### EXERCISE OBJECTIVE
When a line in the entries below contains the word "views", copy that line.

### INFORMATION

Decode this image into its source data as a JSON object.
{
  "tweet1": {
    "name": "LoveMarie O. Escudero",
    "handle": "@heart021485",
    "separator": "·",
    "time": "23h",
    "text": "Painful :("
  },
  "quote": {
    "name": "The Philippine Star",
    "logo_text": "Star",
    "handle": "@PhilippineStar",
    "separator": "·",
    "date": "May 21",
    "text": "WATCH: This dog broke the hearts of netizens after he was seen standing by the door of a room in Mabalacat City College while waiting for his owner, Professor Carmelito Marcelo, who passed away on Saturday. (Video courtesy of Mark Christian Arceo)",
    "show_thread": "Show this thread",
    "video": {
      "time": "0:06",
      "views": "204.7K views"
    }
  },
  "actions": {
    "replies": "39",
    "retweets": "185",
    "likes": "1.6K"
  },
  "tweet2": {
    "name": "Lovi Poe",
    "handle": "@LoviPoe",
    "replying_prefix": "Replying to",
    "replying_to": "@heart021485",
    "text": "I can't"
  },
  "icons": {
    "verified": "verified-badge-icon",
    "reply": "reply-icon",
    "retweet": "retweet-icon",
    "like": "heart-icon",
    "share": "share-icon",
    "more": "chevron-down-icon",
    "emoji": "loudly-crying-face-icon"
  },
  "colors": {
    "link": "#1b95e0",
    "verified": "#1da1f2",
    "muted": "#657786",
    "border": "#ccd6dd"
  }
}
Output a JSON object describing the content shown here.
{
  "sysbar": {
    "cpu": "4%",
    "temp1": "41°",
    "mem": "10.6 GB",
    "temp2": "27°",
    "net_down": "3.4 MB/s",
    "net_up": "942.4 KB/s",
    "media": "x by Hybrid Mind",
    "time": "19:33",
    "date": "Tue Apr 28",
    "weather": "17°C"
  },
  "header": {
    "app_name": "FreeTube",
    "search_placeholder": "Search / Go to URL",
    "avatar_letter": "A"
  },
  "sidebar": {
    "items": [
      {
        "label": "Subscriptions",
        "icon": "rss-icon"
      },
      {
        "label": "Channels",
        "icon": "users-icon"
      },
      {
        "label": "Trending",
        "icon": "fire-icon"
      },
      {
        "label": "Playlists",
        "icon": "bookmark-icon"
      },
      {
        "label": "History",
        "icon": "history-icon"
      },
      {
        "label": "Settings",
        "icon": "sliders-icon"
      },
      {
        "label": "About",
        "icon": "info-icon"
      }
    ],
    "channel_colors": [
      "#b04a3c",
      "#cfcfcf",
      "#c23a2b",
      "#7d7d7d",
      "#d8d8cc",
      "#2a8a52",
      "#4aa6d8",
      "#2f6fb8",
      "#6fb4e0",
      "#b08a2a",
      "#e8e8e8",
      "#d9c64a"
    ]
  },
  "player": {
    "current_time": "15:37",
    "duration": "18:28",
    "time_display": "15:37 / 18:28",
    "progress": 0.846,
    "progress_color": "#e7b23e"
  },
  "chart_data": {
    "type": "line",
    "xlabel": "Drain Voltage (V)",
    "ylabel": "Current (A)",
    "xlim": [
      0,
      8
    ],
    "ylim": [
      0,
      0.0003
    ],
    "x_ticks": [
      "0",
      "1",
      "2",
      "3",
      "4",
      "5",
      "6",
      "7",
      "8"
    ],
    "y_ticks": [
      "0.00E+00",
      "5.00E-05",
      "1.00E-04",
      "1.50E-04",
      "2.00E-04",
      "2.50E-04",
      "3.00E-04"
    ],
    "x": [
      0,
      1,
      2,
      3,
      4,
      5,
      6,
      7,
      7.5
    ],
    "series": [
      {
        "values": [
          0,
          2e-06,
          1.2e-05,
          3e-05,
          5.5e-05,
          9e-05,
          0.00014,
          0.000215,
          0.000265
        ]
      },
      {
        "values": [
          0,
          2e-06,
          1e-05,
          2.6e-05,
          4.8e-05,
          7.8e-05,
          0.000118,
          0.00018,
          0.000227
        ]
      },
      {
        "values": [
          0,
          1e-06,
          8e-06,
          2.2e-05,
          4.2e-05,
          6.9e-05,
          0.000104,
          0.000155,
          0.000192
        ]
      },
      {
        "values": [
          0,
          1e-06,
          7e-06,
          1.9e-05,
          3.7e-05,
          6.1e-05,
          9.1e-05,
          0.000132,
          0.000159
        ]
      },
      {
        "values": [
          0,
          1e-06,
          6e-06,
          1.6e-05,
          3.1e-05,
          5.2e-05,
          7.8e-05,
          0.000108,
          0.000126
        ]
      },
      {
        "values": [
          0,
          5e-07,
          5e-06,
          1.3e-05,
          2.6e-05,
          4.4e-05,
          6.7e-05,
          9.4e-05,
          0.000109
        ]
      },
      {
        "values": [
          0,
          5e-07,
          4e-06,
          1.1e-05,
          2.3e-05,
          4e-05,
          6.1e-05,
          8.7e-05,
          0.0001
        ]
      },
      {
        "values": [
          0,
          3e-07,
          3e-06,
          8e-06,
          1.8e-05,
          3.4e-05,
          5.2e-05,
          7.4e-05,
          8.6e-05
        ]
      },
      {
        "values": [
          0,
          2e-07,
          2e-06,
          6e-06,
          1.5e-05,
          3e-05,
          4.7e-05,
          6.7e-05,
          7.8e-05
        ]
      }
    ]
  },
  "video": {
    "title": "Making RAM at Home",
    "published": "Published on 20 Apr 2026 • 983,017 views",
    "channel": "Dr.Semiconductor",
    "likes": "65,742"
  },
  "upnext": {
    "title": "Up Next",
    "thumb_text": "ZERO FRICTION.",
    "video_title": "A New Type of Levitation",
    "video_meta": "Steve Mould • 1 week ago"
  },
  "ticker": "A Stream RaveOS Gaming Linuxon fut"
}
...
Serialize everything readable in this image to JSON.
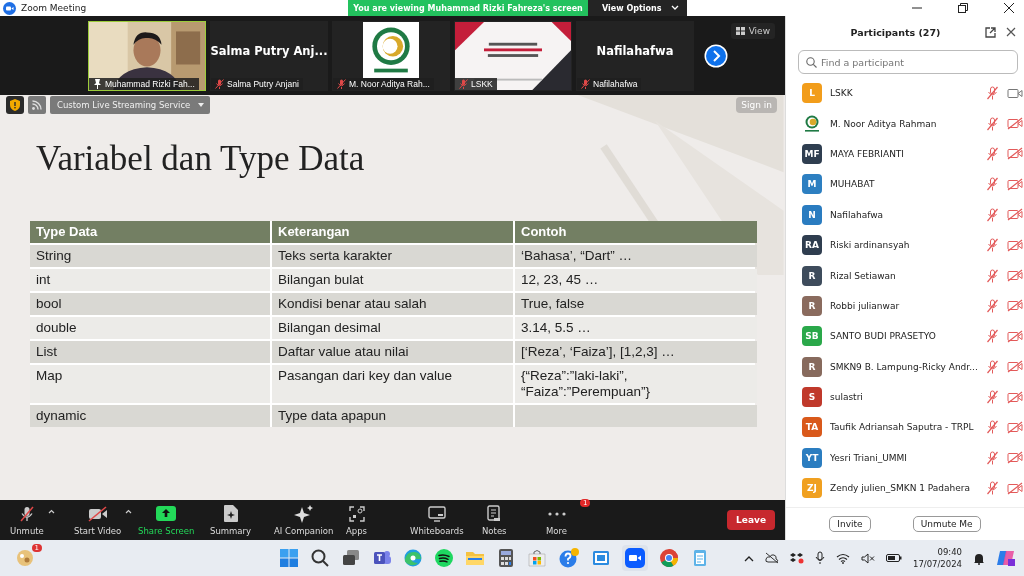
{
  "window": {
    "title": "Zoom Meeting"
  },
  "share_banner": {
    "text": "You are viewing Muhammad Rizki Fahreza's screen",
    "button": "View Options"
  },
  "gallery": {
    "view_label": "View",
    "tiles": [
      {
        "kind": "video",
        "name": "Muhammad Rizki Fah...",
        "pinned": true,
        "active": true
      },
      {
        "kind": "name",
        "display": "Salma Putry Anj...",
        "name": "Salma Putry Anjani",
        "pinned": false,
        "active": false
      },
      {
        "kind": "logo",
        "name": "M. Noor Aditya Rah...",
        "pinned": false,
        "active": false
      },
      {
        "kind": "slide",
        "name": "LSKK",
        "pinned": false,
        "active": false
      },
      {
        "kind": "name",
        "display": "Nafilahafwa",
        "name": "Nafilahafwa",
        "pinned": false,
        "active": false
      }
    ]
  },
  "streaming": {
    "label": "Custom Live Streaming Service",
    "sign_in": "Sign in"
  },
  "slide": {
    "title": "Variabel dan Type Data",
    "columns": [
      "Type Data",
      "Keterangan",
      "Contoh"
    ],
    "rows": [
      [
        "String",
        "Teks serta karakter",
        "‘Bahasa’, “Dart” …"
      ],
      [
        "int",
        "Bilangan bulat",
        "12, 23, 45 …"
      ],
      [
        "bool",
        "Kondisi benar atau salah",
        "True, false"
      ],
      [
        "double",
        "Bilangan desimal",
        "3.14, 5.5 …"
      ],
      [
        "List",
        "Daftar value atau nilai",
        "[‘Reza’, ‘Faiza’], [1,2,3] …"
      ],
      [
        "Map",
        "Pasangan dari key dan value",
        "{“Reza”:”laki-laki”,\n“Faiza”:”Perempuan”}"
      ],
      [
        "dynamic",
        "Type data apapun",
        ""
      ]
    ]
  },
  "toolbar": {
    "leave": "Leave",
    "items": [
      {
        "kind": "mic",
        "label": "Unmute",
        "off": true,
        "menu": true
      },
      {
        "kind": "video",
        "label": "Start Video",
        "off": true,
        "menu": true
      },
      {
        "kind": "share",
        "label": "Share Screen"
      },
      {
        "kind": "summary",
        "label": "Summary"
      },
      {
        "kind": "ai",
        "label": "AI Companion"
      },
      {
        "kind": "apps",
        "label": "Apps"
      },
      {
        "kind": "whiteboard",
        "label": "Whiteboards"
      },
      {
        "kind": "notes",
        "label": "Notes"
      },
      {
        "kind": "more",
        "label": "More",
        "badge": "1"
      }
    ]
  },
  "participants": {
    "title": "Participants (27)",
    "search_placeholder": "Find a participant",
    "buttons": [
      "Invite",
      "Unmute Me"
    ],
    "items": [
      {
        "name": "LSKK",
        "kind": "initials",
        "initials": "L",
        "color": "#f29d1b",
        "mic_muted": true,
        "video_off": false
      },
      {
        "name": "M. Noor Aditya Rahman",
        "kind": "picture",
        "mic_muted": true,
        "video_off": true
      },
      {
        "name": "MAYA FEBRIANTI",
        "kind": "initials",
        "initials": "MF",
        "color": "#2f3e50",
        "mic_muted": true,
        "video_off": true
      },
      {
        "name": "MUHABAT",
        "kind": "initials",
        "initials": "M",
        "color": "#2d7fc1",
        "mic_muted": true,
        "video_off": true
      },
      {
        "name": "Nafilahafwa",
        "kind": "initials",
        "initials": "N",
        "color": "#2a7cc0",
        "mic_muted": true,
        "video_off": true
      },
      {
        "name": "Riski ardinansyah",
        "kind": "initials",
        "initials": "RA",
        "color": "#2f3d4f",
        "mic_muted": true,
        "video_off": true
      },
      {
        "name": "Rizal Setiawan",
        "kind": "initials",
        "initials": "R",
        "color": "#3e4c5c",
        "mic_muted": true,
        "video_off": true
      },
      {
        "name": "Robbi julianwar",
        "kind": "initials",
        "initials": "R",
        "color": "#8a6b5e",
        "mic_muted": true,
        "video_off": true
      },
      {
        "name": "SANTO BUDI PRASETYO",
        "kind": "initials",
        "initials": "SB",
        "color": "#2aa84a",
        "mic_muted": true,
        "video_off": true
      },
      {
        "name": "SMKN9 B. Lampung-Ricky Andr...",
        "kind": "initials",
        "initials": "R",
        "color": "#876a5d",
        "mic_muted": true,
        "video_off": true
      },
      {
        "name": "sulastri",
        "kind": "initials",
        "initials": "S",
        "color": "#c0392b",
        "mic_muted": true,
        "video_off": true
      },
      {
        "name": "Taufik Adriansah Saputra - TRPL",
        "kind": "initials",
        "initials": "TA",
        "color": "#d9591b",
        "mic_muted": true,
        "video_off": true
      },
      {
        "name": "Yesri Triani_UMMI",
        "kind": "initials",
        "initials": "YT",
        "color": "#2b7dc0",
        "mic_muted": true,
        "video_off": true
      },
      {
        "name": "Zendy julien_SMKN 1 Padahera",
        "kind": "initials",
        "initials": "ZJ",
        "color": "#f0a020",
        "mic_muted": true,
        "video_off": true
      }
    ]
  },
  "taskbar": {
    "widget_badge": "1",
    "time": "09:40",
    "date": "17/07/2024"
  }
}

### PROBLEM SOLUTION
      "views": "204.7K views"
    "published": "Published on 20 Apr 2026 • 983,017 views",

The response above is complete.